But frankly, I suspect Watergate was far more than that, there was a reason for all the covering up and stonewalling, and there was more than altruism in Gerald Ford's pardon of Richard Nixon. The preemptive pardon ended the investigation. Who knows what it might have turned up?

So too with Hillary. The simplest explanation is that something hiding in those emails would, if known, kill her presidential hopes, if not have her fitted for an orange jumpsuit. Why else would she have opted for a private server in the first place? She is just hoping against hope it isn't found.

The fact that she did not hand over al lthe emails regarding Benghazi specifically may be a clue...

Saturday, September 26, 2015

The Legend of the Emilie Bell

What is it about big bells?
The thrill of the deep sublime
The terrible voice of iron
Remembering fire?

Each big bell, the aged women say
Requires a sacrifice;
Something young and virginal to keep the metal supple; or it cracks.
An unwanted child, perhaps.

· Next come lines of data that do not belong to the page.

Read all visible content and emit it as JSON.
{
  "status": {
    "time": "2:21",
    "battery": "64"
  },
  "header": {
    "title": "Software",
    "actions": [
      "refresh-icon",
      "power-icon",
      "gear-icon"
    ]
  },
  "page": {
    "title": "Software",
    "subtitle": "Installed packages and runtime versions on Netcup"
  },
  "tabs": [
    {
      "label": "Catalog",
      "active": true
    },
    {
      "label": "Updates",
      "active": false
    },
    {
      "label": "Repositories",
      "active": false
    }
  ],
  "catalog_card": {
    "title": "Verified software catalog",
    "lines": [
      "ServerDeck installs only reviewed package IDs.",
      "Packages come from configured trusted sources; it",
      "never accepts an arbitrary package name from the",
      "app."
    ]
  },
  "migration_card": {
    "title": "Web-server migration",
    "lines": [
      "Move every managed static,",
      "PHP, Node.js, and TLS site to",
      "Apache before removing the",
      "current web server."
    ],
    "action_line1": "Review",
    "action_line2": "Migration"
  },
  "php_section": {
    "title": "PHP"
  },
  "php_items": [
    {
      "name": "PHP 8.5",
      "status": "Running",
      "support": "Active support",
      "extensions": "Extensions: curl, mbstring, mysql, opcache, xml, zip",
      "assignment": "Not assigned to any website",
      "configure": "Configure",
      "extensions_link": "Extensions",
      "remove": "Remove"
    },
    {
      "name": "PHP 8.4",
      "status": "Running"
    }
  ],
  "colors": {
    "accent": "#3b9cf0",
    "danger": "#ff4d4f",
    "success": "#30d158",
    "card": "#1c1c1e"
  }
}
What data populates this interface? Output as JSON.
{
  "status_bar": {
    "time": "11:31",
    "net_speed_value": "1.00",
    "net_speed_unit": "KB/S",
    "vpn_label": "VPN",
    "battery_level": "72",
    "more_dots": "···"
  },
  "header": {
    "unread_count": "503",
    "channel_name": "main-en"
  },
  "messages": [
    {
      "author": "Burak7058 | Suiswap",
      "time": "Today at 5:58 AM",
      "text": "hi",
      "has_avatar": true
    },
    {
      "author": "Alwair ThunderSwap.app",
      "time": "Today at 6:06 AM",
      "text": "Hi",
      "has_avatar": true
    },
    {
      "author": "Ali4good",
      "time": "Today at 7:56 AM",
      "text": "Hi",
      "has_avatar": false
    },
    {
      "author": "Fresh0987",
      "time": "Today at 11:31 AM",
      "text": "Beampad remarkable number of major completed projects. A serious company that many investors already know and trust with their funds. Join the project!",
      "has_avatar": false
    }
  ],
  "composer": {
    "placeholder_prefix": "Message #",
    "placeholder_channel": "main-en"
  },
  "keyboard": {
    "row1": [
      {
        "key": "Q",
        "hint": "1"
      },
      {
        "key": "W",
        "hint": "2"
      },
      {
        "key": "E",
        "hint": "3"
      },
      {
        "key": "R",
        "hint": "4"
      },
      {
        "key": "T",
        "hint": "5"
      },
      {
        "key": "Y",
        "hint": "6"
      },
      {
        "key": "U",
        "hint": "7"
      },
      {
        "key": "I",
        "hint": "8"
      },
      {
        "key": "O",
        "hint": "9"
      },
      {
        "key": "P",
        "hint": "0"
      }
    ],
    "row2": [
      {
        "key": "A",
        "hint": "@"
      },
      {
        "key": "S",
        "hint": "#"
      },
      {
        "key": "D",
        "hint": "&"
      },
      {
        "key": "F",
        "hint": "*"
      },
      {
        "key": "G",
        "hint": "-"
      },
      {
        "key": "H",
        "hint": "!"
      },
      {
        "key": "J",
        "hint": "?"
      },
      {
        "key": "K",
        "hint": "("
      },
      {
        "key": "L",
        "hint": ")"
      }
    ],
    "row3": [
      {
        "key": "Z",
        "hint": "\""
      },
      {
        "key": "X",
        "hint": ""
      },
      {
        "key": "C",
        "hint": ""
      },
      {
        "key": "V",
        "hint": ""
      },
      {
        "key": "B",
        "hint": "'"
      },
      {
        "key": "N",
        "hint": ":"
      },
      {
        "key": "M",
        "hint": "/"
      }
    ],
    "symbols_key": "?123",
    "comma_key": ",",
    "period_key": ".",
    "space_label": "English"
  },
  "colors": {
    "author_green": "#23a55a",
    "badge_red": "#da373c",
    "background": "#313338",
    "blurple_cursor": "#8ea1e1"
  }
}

Listen carefully, then, when you hear the toll of bells:
Or for that matter, any lesser music.
Listen for that sweet high undertone.
You hear a small child set aflame
Crying for a heedless mother.

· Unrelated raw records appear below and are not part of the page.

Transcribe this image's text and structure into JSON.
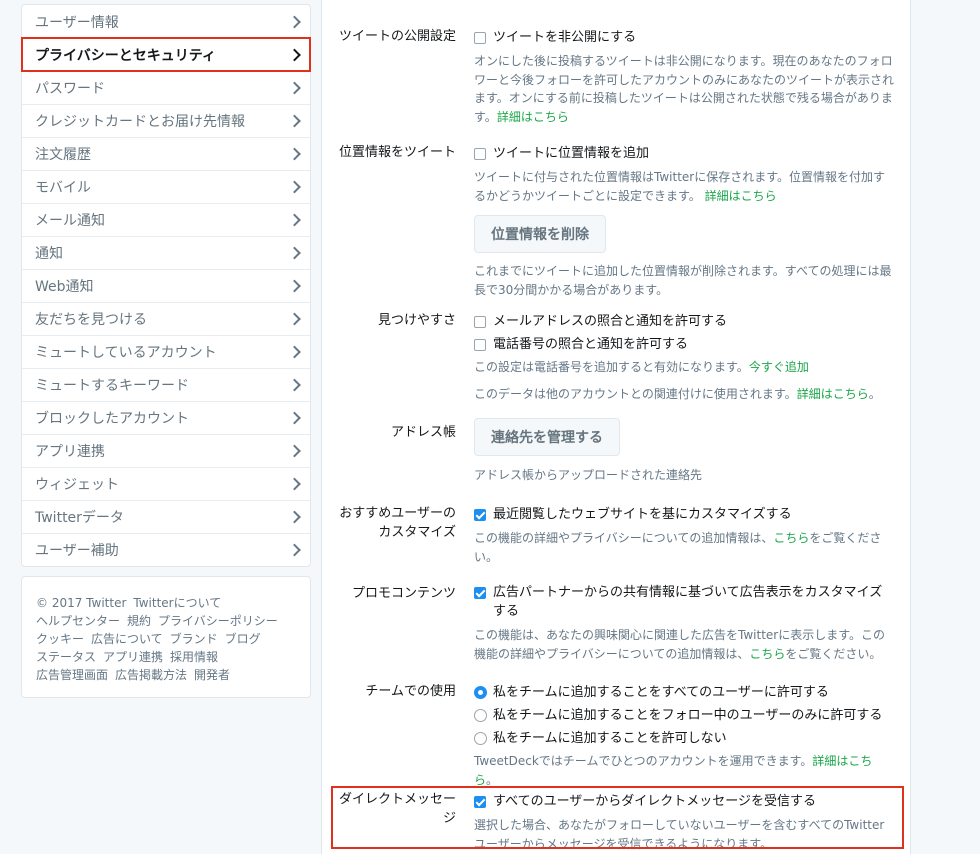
{
  "sidebar": {
    "items": [
      {
        "label": "ユーザー情報"
      },
      {
        "label": "プライバシーとセキュリティ"
      },
      {
        "label": "パスワード"
      },
      {
        "label": "クレジットカードとお届け先情報"
      },
      {
        "label": "注文履歴"
      },
      {
        "label": "モバイル"
      },
      {
        "label": "メール通知"
      },
      {
        "label": "通知"
      },
      {
        "label": "Web通知"
      },
      {
        "label": "友だちを見つける"
      },
      {
        "label": "ミュートしているアカウント"
      },
      {
        "label": "ミュートするキーワード"
      },
      {
        "label": "ブロックしたアカウント"
      },
      {
        "label": "アプリ連携"
      },
      {
        "label": "ウィジェット"
      },
      {
        "label": "Twitterデータ"
      },
      {
        "label": "ユーザー補助"
      }
    ]
  },
  "footer": {
    "copyright": "© 2017 Twitter",
    "links": [
      "Twitterについて",
      "ヘルプセンター",
      "規約",
      "プライバシーポリシー",
      "クッキー",
      "広告について",
      "ブランド",
      "ブログ",
      "ステータス",
      "アプリ連携",
      "採用情報",
      "広告管理画面",
      "広告掲載方法",
      "開発者"
    ]
  },
  "protect": {
    "label": "ツイートの公開設定",
    "option": "ツイートを非公開にする",
    "help": "オンにした後に投稿するツイートは非公開になります。現在のあなたのフォロワーと今後フォローを許可したアカウントのみにあなたのツイートが表示されます。オンにする前に投稿したツイートは公開された状態で残る場合があります。",
    "link": "詳細はこちら"
  },
  "location": {
    "label": "位置情報をツイート",
    "option": "ツイートに位置情報を追加",
    "help": "ツイートに付与された位置情報はTwitterに保存されます。位置情報を付加するかどうかツイートごとに設定できます。",
    "link": "詳細はこちら",
    "button": "位置情報を削除",
    "help2": "これまでにツイートに追加した位置情報が削除されます。すべての処理には最長で30分間かかる場合があります。"
  },
  "discover": {
    "label": "見つけやすさ",
    "option_email": "メールアドレスの照合と通知を許可する",
    "option_phone": "電話番号の照合と通知を許可する",
    "help_phone": "この設定は電話番号を追加すると有効になります。",
    "link_phone": "今すぐ追加",
    "help_data": "このデータは他のアカウントとの関連付けに使用されます。",
    "link_data": "詳細はこちら"
  },
  "addressbook": {
    "label": "アドレス帳",
    "button": "連絡先を管理する",
    "help": "アドレス帳からアップロードされた連絡先"
  },
  "personalize": {
    "label": "おすすめユーザーのカスタマイズ",
    "option": "最近閲覧したウェブサイトを基にカスタマイズする",
    "help_pre": "この機能の詳細やプライバシーについての追加情報は、",
    "link": "こちら",
    "help_post": "をご覧ください。"
  },
  "promoted": {
    "label": "プロモコンテンツ",
    "option": "広告パートナーからの共有情報に基づいて広告表示をカスタマイズする",
    "help_pre": "この機能は、あなたの興味関心に関連した広告をTwitterに表示します。この機能の詳細やプライバシーについての追加情報は、",
    "link": "こちら",
    "help_post": "をご覧ください。"
  },
  "teams": {
    "label": "チームでの使用",
    "option_all": "私をチームに追加することをすべてのユーザーに許可する",
    "option_following": "私をチームに追加することをフォロー中のユーザーのみに許可する",
    "option_none": "私をチームに追加することを許可しない",
    "help": "TweetDeckではチームでひとつのアカウントを運用できます。",
    "link": "詳細はこちら"
  },
  "dm": {
    "label": "ダイレクトメッセージ",
    "option": "すべてのユーザーからダイレクトメッセージを受信する",
    "help": "選択した場合、あなたがフォローしていないユーザーを含むすべてのTwitterユーザーからメッセージを受信できるようになります。"
  },
  "colors": {
    "highlight": "#e0301e",
    "link": "#19a648",
    "checkbox": "#1d8ff0"
  }
}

-- Stephen K. Roney

The Lion and the Unicorn

The lion and the unicorn
Were fighting for the crown
The lion beat the unicorn
All around the town.
Some gave them white bread,
And some gave them brown;
Some gave them plum cake
and drummed them out of town

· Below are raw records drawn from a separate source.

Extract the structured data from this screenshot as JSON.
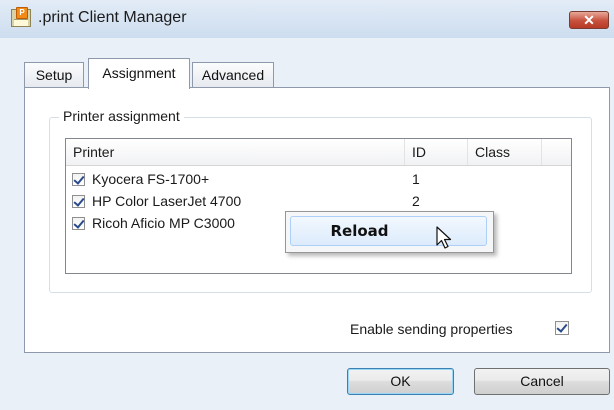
{
  "window": {
    "title": ".print Client Manager",
    "close_label": "✕",
    "icon_badge": "P"
  },
  "tabs": [
    {
      "label": "Setup",
      "active": false
    },
    {
      "label": "Assignment",
      "active": true
    },
    {
      "label": "Advanced",
      "active": false
    }
  ],
  "printer_assignment": {
    "group_title": "Printer assignment",
    "columns": [
      "Printer",
      "ID",
      "Class"
    ],
    "rows": [
      {
        "checked": true,
        "printer": "Kyocera FS-1700+",
        "id": "1",
        "class": ""
      },
      {
        "checked": true,
        "printer": "HP Color LaserJet 4700",
        "id": "2",
        "class": ""
      },
      {
        "checked": true,
        "printer": "Ricoh Aficio MP C3000",
        "id": "",
        "class": ""
      }
    ]
  },
  "context_menu": {
    "items": [
      {
        "label": "Reload",
        "highlighted": true
      }
    ]
  },
  "options": {
    "enable_sending_properties_label": "Enable sending properties",
    "enable_sending_properties_checked": true
  },
  "buttons": {
    "ok_label": "OK",
    "cancel_label": "Cancel"
  },
  "colors": {
    "checkmark": "#2a4a8c",
    "close_button": "#c7503c",
    "menu_highlight": "#dcebfc"
  }
}
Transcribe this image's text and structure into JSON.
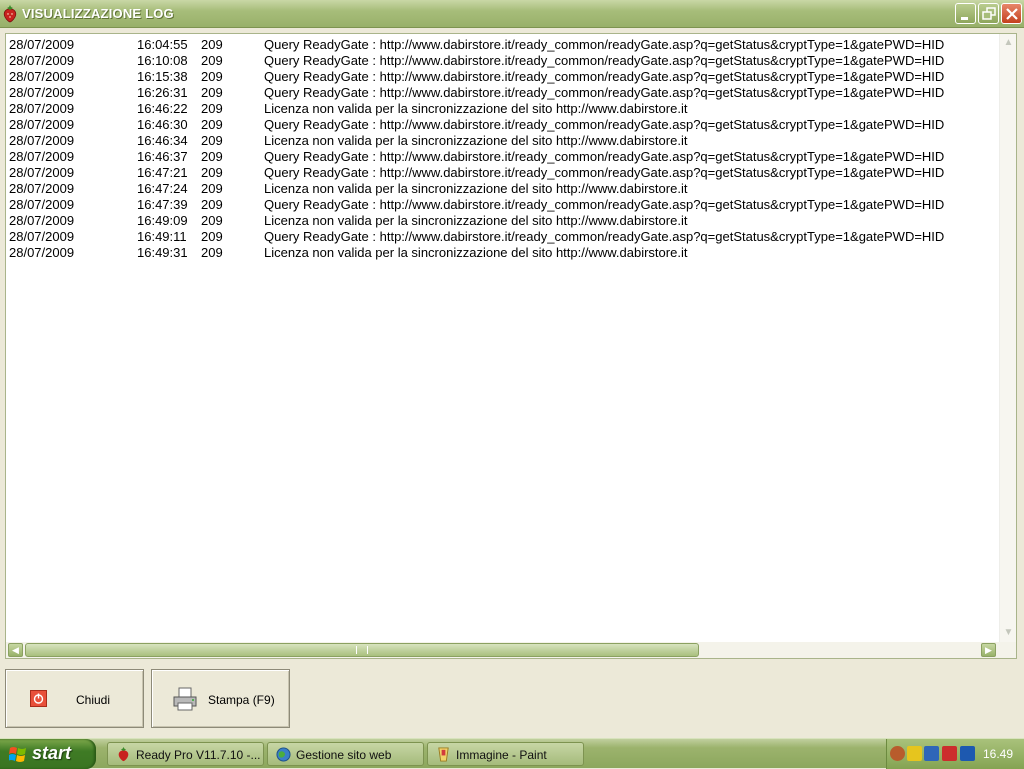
{
  "window": {
    "title": "VISUALIZZAZIONE LOG"
  },
  "log": {
    "rows": [
      {
        "date": "28/07/2009",
        "time": "16:04:55",
        "code": "209",
        "message": "Query ReadyGate : http://www.dabirstore.it/ready_common/readyGate.asp?q=getStatus&cryptType=1&gatePWD=HID"
      },
      {
        "date": "28/07/2009",
        "time": "16:10:08",
        "code": "209",
        "message": "Query ReadyGate : http://www.dabirstore.it/ready_common/readyGate.asp?q=getStatus&cryptType=1&gatePWD=HID"
      },
      {
        "date": "28/07/2009",
        "time": "16:15:38",
        "code": "209",
        "message": "Query ReadyGate : http://www.dabirstore.it/ready_common/readyGate.asp?q=getStatus&cryptType=1&gatePWD=HID"
      },
      {
        "date": "28/07/2009",
        "time": "16:26:31",
        "code": "209",
        "message": "Query ReadyGate : http://www.dabirstore.it/ready_common/readyGate.asp?q=getStatus&cryptType=1&gatePWD=HID"
      },
      {
        "date": "28/07/2009",
        "time": "16:46:22",
        "code": "209",
        "message": "Licenza non valida per la sincronizzazione del sito http://www.dabirstore.it"
      },
      {
        "date": "28/07/2009",
        "time": "16:46:30",
        "code": "209",
        "message": "Query ReadyGate : http://www.dabirstore.it/ready_common/readyGate.asp?q=getStatus&cryptType=1&gatePWD=HID"
      },
      {
        "date": "28/07/2009",
        "time": "16:46:34",
        "code": "209",
        "message": "Licenza non valida per la sincronizzazione del sito http://www.dabirstore.it"
      },
      {
        "date": "28/07/2009",
        "time": "16:46:37",
        "code": "209",
        "message": "Query ReadyGate : http://www.dabirstore.it/ready_common/readyGate.asp?q=getStatus&cryptType=1&gatePWD=HID"
      },
      {
        "date": "28/07/2009",
        "time": "16:47:21",
        "code": "209",
        "message": "Query ReadyGate : http://www.dabirstore.it/ready_common/readyGate.asp?q=getStatus&cryptType=1&gatePWD=HID"
      },
      {
        "date": "28/07/2009",
        "time": "16:47:24",
        "code": "209",
        "message": "Licenza non valida per la sincronizzazione del sito http://www.dabirstore.it"
      },
      {
        "date": "28/07/2009",
        "time": "16:47:39",
        "code": "209",
        "message": "Query ReadyGate : http://www.dabirstore.it/ready_common/readyGate.asp?q=getStatus&cryptType=1&gatePWD=HID"
      },
      {
        "date": "28/07/2009",
        "time": "16:49:09",
        "code": "209",
        "message": "Licenza non valida per la sincronizzazione del sito http://www.dabirstore.it"
      },
      {
        "date": "28/07/2009",
        "time": "16:49:11",
        "code": "209",
        "message": "Query ReadyGate : http://www.dabirstore.it/ready_common/readyGate.asp?q=getStatus&cryptType=1&gatePWD=HID"
      },
      {
        "date": "28/07/2009",
        "time": "16:49:31",
        "code": "209",
        "message": "Licenza non valida per la sincronizzazione del sito http://www.dabirstore.it"
      }
    ]
  },
  "buttons": {
    "close_label": "Chiudi",
    "print_label": "Stampa (F9)"
  },
  "taskbar": {
    "start_label": "start",
    "tasks": [
      {
        "label": "Ready Pro V11.7.10 -...",
        "icon": "strawberry-icon"
      },
      {
        "label": "Gestione sito web",
        "icon": "globe-icon"
      },
      {
        "label": "Immagine - Paint",
        "icon": "paint-icon"
      }
    ],
    "clock": "16.49"
  },
  "colors": {
    "titlebar": "#98b06a",
    "close_button": "#c4411d",
    "start_button": "#3f7b25"
  }
}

Trudeau and Mulcair have both now said, publicly, adamantly, that they will not prop up the Conservatives in a minority situation. This, pundits prognosticate, means that the Conservatives must get a majority, or they are out.

Not so fast. At this stage, neither alternative party wants the public to think that a vote for them is a vote to keep the Conservatives in. Simple principle: anyone who wants the Conservatives in is voting for the Conservatives.

But what actually happens if the Conservatives win more seats than anyone else?

Harper would have the right to be appointed Prime Minister by the Governor-General. It would be a public scandal if he were not. Then it is up to the other parties to vote him down. Let's say they vote him down. Then, if the election has been quite recent, the Governor-General would properly go to the leader of one of the other parties to see if they can form a government. He might instead violate tradition and call an election, but if he did, the waste of money and apparent lust for power would be a big issue, and the Conservatives would not be the ones blamed.

Now, while it may not be in the interest of either the Liberals or the NDP to see the Conservatives stay in power, it is much less in their interest to see the other alternative party given a chance at government. Since they compete for more or less the same ideological constituency, this would be a crippling blow, perhaps a death blow. It tags their rivals as the apparent alternative.

Therefore, it becomes in their interest not to force it to this point. Given that the Conservatives do not bait them with something they cannot support without looking duplicitous, the party in third place when the election is over is pretty sure to vote with the government for the first six months at least—until it would look as if the Governor General would have to call an election if the government fell.

They could insist, of course, that they are not "propping up" the government at all, but merely supporting this or that specific measure which they feel is in the best interests of Canadians.

You Don't Talk Politics When You're a Guest

A lot of folks are irate that Pope Francis did not mention abortion or gay marriage explicitly in his speech to the US Congress. The same folks are irate that he did not mention human rights or political prisoners while he was in Cuba.

These people still do not get Pope Francis. He is a pastoral pope. His approach is not to confront, but to find common ground.

As wise grandmothers tell us, you can catch more flies with honey than with vinegar.